A post on the Fabian website tonight reminds me of something I wrote a while ago – and a thought and idea I’ve been harbouring for far longer than that. First, the Fabian post, one of whose paragraphs runs tellingly as follows:
Recent Labour party membership data gave “To learn more about politics” as one of the top five reasons people gave for joining the Labour party. Yet none of the practices the party have seem designed to meet this need. From the perspective of the party, both locally and nationally, new members spring forth into the membership list as fully-formed political animals, with a Guardian subscription and Newsnight series linked on Sky Plus. They are also, rather helpfully, leafleting automatons, ready to distribute 2,000 dog-eared tabloids to their neighbours.

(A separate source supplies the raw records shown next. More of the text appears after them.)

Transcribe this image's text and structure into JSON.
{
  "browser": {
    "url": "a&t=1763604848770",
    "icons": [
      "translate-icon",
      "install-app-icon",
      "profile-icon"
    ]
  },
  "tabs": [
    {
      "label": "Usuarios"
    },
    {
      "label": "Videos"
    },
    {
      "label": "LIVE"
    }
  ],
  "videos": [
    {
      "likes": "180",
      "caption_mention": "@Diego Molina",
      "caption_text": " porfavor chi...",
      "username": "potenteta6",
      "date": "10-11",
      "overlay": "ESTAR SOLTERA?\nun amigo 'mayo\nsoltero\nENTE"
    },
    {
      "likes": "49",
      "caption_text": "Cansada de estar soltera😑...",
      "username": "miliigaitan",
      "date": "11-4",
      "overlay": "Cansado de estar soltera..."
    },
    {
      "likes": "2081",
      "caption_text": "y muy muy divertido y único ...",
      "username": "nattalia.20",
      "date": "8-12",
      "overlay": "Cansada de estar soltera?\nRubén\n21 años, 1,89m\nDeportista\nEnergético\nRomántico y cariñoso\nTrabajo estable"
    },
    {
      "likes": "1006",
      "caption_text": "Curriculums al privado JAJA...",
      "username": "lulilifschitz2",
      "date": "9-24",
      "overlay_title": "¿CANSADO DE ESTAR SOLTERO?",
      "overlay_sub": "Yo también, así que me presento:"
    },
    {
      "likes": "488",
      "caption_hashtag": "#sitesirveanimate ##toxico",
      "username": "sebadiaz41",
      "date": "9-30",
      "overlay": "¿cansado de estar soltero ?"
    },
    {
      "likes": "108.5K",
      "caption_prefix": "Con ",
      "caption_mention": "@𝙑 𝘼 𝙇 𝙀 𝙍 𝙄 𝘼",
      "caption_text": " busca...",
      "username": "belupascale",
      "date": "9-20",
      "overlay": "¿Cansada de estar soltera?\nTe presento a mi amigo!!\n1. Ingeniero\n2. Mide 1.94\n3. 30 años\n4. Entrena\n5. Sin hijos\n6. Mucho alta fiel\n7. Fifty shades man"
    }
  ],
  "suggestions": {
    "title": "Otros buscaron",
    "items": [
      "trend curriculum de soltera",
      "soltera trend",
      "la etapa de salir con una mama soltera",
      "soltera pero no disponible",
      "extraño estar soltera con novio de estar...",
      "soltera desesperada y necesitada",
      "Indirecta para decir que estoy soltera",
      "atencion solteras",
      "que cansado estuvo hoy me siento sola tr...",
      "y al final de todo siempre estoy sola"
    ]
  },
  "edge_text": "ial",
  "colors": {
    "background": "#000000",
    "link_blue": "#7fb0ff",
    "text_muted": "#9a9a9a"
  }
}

The author of the article concludes, quite rightly, thus:
There are just shy of 200,000 people in the Labour party and each of them has the ability to be more than Leafletron 5000. If we can communicate and educate about the big, motivating political ideas of the day we can make our members interpreters and advocates in every community for what the Labour party is trying to do.

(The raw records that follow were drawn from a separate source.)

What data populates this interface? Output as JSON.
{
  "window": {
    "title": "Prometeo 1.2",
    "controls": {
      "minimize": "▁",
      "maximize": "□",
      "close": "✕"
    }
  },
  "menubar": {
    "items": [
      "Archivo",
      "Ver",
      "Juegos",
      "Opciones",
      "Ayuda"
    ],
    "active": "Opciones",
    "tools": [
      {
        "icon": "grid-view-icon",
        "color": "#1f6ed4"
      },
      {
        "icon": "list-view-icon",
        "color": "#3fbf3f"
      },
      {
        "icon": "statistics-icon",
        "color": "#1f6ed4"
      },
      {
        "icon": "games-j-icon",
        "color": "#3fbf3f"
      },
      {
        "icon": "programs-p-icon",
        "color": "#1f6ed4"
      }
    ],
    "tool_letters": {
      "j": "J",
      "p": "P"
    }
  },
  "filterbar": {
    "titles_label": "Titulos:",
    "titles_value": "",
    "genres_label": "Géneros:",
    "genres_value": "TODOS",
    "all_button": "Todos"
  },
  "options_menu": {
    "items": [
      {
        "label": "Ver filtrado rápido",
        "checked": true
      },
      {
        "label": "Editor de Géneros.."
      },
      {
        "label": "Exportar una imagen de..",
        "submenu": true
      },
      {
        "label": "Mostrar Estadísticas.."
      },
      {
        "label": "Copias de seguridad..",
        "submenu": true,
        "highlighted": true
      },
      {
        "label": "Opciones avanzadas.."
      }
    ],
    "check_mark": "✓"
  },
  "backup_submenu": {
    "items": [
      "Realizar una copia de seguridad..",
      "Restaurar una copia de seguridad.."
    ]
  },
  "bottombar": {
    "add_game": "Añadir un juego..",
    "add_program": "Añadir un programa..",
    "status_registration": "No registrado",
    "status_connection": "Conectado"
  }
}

This isn’t about harking back to the past. I think the era of charismatic, socialist didacts haranguing painters and decorators in Hastings about the evils of capitalism is probably over. But that doesn’t mean the Labour party should abandon its historic mission of education. A politically educated and motivated membership is not only a huge campaigning asset, it is vital if we’re to live up to our ambition to be the people’s party.
So then. The clarion call is “Education! Education! Education!” – and I wonder where we’ve heard that before.

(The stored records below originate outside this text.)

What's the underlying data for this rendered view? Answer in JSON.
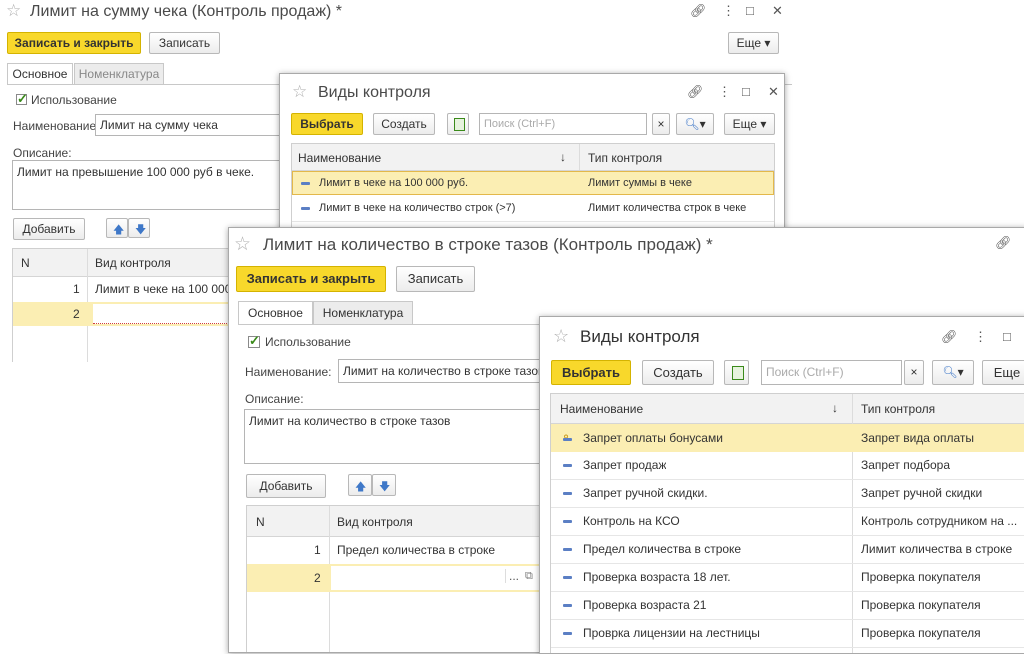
{
  "w1": {
    "title": "Лимит на сумму чека (Контроль продаж) *",
    "save_close": "Записать и закрыть",
    "save": "Записать",
    "more": "Еще ▾",
    "tabs": [
      "Основное",
      "Номенклатура"
    ],
    "use_label": "Использование",
    "name_label": "Наименование:",
    "name_value": "Лимит на сумму чека",
    "desc_label": "Описание:",
    "desc_value": "Лимит на превышение 100 000 руб в чеке.",
    "add": "Добавить",
    "col_n": "N",
    "col_kind": "Вид контроля",
    "rows": [
      {
        "n": "1",
        "kind": "Лимит в чеке на 100 000"
      },
      {
        "n": "2",
        "kind": ""
      }
    ]
  },
  "d1": {
    "title": "Виды контроля",
    "select": "Выбрать",
    "create": "Создать",
    "search_placeholder": "Поиск (Ctrl+F)",
    "clear": "×",
    "search_btn": "▾",
    "more": "Еще ▾",
    "col_name": "Наименование",
    "col_type": "Тип контроля",
    "sort": "↓",
    "rows": [
      {
        "name": "Лимит в чеке на 100 000 руб.",
        "type": "Лимит суммы в чеке"
      },
      {
        "name": "Лимит в чеке на количество строк (>7)",
        "type": "Лимит количества строк в чеке"
      }
    ]
  },
  "w2": {
    "title": "Лимит на количество в строке тазов (Контроль продаж) *",
    "save_close": "Записать и закрыть",
    "save": "Записать",
    "tabs": [
      "Основное",
      "Номенклатура"
    ],
    "use_label": "Использование",
    "name_label": "Наименование:",
    "name_value": "Лимит на количество в строке тазов",
    "desc_label": "Описание:",
    "desc_value": "Лимит на количество в строке тазов",
    "add": "Добавить",
    "col_n": "N",
    "col_kind": "Вид контроля",
    "rows": [
      {
        "n": "1",
        "kind": "Предел количества в строке"
      },
      {
        "n": "2",
        "kind": ""
      }
    ],
    "dots": "..."
  },
  "d2": {
    "title": "Виды контроля",
    "select": "Выбрать",
    "create": "Создать",
    "search_placeholder": "Поиск (Ctrl+F)",
    "clear": "×",
    "search_btn": "▾",
    "more": "Еще",
    "col_name": "Наименование",
    "col_type": "Тип контроля",
    "sort": "↓",
    "rows": [
      {
        "name": "Запрет оплаты бонусами",
        "type": "Запрет вида оплаты"
      },
      {
        "name": "Запрет продаж",
        "type": "Запрет подбора"
      },
      {
        "name": "Запрет ручной скидки.",
        "type": "Запрет ручной скидки"
      },
      {
        "name": "Контроль на КСО",
        "type": "Контроль сотрудником на ..."
      },
      {
        "name": "Предел количества в строке",
        "type": "Лимит количества в строке"
      },
      {
        "name": "Проверка возраста 18 лет.",
        "type": "Проверка покупателя"
      },
      {
        "name": "Проверка возраста 21",
        "type": "Проверка покупателя"
      },
      {
        "name": "Провркa лицензии на лестницы",
        "type": "Проверка покупателя"
      }
    ]
  },
  "colors": {
    "accent_yellow": "#f8d82b",
    "row_highlight": "#fbeeb3",
    "icon_blue": "#3f78c8"
  }
}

Essentially, having stumbled across the technologies and approach of the music website Last.fm in 2007, I began to turn around in my head the idea of using the same technologies to replicate a two-weekend Labour Party seminar on socialist thought – a seminar I had attended a couple of years before in the city of Salford and under the auspices of Hazel Blears. Conceptually, it was certainly an excellent introduction to political ideas – especially as I had recently returned to England after having spent most of the previous sixteen years disconnected from the British body politic.
As the Political Innovation article suggested, a Last.fm of thought would work in this way:
Last.fm allows us to passively recommend music to people we have never met, and the site also calculates what suggestions will be met favourably. But the interesting possibility Last.fm offers to consumers of written content is that it moves listeners, little by little, from the known to the moderately unknown, using a series of automatic and manual tools – thus expanding the users’ knowledge of their chosen area of content. Imagine if every newspaper article or blog-post that we read contributed to a similar system that sought to find new interesting material that was able to fill our knowledge gaps?
Last.fm creates a kind of musical inkblot which broadens in an entertaining and educational way and creates objectively better and more intelligent listeners. What’s more, by being able to “ban” or “love” content that users listen to, interactivity with future recommendations is maximum – as is the ability to influence and mould such recommendations.
Let us now apply the above to political blogging and commenting. If we could do for articles what we Last.FM does for tunes, we could potentially have a tool that promoted self-learning. We’d be creating a self-educating website of political DNA, the like of which we have never experienced before. Except, that is, to date, in the field of music.
In times of difficult economics in the field of political endeavour, education often gets left behind – or simply ignored. But imagine if we were far-sighted enough to develop an online academy of political thought which could do some or all of what the Fabian article suggests most people who join the Labour Party these days are actually looking for.
It’d be a quite remarkable step forward in implementing that famous trio of “education, agitation and organisation”. And it would certainly help to stem accusations that leafleting fodder was the necessary destination of anyone who decided to join the Labour Party for something as supposedly irrelevant as a political education.